A team of researchers has developed a new method of producing green hydrogen using sunlight-photosensitive-nanostructured electrodes.
As published in the journal of Solar Energy Materials and Solar Cells, researchers from the Institut national de la recherche scientifique (INRS) and the Institute of Chemistry and Processes for Energy, Environment and Health (ICPEES) have developed new sunlight-photosensitive-nanostructured electrodes for producing green hydrogen.
According to the INRS Professor My Ali El Khakani, Quebec could strategically position itself in this energy sector of the future. Khakani, a physicist and nanomaterials specialist, explains: “Thanks to high-performance nanomaterials, we can improve the efficiency of water dissociation to produce hydrogen. This ‘clean’ fuel is becoming increasingly important for the decarbonisation of the heavy-duty trucking and public transportation. For example, buses using hydrogen as a fuel are already in operation in several European countries and in China. These buses emit water instead of greenhouse gases.”

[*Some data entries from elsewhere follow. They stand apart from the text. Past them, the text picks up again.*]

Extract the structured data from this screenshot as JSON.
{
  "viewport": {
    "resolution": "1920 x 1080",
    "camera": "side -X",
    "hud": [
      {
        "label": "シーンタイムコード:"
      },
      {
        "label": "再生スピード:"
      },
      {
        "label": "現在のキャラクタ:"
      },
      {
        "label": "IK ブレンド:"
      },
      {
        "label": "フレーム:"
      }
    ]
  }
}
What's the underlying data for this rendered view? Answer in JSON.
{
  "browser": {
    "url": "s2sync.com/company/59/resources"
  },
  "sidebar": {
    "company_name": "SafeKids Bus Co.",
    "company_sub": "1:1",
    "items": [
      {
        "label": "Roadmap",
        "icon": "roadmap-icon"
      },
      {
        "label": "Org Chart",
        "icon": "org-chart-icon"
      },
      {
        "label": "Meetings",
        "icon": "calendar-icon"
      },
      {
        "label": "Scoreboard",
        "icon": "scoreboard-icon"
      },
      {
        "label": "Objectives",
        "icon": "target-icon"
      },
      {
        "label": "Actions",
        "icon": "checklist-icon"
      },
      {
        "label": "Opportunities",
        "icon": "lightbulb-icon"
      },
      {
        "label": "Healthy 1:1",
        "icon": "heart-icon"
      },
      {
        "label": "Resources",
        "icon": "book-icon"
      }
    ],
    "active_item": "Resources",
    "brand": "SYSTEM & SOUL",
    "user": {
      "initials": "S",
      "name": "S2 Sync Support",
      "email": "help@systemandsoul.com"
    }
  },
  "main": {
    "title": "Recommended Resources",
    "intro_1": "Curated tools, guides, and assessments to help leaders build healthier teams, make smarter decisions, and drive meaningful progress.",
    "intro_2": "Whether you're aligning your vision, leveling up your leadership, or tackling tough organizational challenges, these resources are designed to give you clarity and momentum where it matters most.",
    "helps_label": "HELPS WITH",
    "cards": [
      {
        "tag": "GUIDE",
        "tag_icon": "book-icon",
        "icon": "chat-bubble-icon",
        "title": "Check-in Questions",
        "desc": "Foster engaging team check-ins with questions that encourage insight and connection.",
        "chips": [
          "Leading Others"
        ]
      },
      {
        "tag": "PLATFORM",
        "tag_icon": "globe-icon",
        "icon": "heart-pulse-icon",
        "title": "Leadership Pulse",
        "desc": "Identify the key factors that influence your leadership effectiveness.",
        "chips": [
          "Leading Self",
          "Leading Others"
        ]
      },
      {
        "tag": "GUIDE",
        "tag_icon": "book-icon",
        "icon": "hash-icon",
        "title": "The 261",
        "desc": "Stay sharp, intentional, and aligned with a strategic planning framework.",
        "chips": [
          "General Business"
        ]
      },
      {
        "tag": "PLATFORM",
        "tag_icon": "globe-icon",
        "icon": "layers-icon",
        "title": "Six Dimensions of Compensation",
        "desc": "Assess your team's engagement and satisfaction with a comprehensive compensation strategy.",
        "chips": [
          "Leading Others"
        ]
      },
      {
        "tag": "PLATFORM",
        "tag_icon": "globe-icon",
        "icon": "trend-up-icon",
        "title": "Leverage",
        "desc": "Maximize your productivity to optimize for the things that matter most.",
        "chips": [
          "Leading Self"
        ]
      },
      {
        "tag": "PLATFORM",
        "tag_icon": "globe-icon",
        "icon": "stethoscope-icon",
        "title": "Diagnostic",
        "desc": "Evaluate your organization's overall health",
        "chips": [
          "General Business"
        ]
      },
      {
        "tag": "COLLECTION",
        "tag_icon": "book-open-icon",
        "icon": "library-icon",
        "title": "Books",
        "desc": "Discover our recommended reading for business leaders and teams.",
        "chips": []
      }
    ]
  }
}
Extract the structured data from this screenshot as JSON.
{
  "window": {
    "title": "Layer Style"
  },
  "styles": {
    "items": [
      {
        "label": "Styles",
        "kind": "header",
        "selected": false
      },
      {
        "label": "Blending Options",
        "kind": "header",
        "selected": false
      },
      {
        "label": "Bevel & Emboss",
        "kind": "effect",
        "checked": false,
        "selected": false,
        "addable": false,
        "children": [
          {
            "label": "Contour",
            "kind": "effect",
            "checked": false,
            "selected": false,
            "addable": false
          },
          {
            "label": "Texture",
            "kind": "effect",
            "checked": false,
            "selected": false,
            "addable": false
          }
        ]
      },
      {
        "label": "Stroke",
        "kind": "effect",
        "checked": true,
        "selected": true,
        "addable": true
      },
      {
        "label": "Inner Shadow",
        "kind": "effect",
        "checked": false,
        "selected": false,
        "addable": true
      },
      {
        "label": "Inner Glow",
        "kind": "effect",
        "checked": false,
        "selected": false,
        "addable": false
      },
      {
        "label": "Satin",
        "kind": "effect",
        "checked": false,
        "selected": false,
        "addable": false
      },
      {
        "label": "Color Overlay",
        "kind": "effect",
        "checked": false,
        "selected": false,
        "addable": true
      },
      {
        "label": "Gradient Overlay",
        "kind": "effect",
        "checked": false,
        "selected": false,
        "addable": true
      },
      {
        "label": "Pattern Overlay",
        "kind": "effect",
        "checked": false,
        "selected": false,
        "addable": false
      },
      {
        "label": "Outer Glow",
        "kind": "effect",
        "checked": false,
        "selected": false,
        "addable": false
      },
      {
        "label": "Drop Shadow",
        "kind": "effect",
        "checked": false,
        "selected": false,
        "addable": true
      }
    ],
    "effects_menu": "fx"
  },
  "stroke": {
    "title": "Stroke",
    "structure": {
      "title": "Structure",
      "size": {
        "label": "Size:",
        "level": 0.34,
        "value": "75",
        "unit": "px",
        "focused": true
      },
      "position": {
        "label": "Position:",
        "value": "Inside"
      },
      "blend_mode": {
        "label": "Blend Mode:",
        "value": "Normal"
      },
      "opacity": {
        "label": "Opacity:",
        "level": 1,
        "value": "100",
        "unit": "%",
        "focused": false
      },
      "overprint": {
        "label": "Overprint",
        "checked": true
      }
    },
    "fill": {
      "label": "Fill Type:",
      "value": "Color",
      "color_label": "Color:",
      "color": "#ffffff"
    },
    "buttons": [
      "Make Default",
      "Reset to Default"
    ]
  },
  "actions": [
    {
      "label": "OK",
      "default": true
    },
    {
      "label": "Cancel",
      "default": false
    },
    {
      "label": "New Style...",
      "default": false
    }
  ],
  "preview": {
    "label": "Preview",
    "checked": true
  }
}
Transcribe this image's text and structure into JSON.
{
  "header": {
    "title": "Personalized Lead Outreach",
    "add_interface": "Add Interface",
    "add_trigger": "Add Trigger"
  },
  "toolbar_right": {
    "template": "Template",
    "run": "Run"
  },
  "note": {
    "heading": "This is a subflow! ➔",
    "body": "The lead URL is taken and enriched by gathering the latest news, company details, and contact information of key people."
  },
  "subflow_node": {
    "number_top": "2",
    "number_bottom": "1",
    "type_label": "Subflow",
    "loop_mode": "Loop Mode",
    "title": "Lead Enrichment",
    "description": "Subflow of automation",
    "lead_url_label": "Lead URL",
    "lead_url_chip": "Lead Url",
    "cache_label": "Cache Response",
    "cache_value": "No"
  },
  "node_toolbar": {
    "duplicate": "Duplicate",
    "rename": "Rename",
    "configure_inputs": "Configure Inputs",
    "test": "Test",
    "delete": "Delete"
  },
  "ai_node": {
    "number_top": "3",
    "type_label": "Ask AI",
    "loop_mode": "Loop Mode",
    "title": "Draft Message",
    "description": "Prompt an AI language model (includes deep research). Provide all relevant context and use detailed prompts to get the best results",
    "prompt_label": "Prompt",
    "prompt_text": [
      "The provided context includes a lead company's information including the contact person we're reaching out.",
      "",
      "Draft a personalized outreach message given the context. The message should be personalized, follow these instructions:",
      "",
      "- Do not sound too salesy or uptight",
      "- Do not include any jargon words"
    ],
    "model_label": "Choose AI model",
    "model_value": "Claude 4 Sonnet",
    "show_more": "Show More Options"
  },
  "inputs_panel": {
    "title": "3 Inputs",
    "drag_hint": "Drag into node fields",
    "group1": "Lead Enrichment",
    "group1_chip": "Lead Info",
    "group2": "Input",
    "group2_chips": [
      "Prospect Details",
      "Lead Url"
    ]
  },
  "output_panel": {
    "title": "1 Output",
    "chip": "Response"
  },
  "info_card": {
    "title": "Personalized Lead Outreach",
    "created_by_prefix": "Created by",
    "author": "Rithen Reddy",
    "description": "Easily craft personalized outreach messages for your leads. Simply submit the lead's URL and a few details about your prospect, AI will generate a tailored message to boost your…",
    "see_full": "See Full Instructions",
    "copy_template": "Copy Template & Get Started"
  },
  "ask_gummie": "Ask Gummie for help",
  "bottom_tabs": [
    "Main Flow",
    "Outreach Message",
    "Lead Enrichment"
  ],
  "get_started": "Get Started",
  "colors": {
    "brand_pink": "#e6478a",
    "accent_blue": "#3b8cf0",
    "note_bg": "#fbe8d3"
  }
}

In order to produce hydrogen, researchers often use electrolysis to split water molecules into oxygen and hydrogen. However, industrial electrolysers are very energy-intensive and require large investments. Inspired by photosynthesis, the INRS and ICPEES researchers have developed specially engineered and structured electrodes that split water molecules under the sun’s light. This is a process known as photocatalysis.
Increasing the photosensitivity of the electrodes
To minimise wasted solar energy, the research teams selected a very abundant and chemically stable material: titanium dioxide (TiO2). TiO2 is a semiconductor known for being photosensitive to UV-light, which accounts only for 5% of the solar irradiance. Researchers have used their expertise in the field to first change the atomic composition of TiO2 and extend its photosensitivity to visible light. They were able to produce electrodes that can absorb up to 50% of the light emitted by the sun. A significant gain right from the start!
The researchers then proceeded with the nanostructuration of the electrode to form a network of TiO2 nanotubes that resembles a beehive-like structure. This method multiplied the effective surface area of the electrode by a factor of 100,000 or more. Professor El Khakani added:”Nanostructuring maximises the ratio between surface and volume of a material. For example, TiO2 nanostructures can offer a surface area of up to 50 m2 per gram. That’s the surface area of a mid-size flat!”
The final step of the electrode elaboration is their ‘nanodecoration’. This process consists of depositing catalyst nanoparticles on the otherwise infinite network of TiO2 nanotubes to increase their efficiency of hydrogen production. To achieve this nanodecoration step, the researchers used the laser ablation deposition technique. The challenge was not only to control the size, dispersion, and anchorage of catalyst nanoparticles on the TiO2 nanotube matrix, but also to find alternatives to the costly iridium and platinum classical catalysts.
This research identified cobalt oxide (CoO) as an effective co-catalyst for splitting water molecules. A comparison of the two materials showed that CoO nanoparticles enabled a tenfold increase the photocatalytic efficiency of these new nanodecorated electrodes under visible light compared to bare nanotubes.